37 and 38

Chapter 40-Analysis of Variance: One Way ANOVA


Chapter 41-Analysis of Variance: Two Way ANOVA


Chapter 42-Networks


Chapter 43-The Mathematics behind The Tipping Point

42 and 43

Chapter 44-Viral Marketing

10, 15, and 39

Chapter 45-Text Mining


For example, before reading Chapter 5 you need to have read Chapter 4; before reading Chapter 34 you need to have read Chapter 31, and so on.

Tools You Need

To work through the vast majority of the book, all you need is Excel 2007, 2010, or 2013. Chapters 15, 21, and 35 require use of the Decision Tools Suite.
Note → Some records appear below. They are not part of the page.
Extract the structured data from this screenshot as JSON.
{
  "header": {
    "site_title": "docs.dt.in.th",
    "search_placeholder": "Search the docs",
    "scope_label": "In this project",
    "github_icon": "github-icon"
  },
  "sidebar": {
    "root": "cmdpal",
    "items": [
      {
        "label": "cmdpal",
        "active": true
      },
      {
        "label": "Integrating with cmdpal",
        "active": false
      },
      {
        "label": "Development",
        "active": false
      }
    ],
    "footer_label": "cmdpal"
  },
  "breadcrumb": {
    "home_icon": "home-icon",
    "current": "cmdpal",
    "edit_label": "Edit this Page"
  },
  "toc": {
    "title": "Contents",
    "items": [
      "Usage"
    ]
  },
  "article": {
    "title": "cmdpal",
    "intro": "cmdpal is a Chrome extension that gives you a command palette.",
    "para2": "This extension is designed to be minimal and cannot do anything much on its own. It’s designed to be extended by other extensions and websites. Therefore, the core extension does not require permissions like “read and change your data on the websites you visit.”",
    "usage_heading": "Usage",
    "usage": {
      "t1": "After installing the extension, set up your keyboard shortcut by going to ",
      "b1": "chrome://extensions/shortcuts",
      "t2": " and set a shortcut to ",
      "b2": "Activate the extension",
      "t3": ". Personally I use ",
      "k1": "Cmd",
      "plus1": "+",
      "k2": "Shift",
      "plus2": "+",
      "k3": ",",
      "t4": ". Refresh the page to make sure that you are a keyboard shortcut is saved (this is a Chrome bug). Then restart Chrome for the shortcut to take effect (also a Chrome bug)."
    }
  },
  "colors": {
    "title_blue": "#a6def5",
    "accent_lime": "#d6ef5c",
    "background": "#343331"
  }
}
You can download a 15-day trial version of the suite from

What's on the Website

From the book website ( you can download all Excel files used in the book as well as answers to all of the Exercises at the end of each chapter.


A famous Chinese proverb (popularized by the late management guru Stephen Covey) states, “If you give a man a fish you feed him for a day. If you teach a man to fish you feed him for a lifetime.” Hopefully this book will teach you enough about marketing analytics so you will be well equipped to develop your own quantitative marketing models for most problems that come your way. Happy modeling!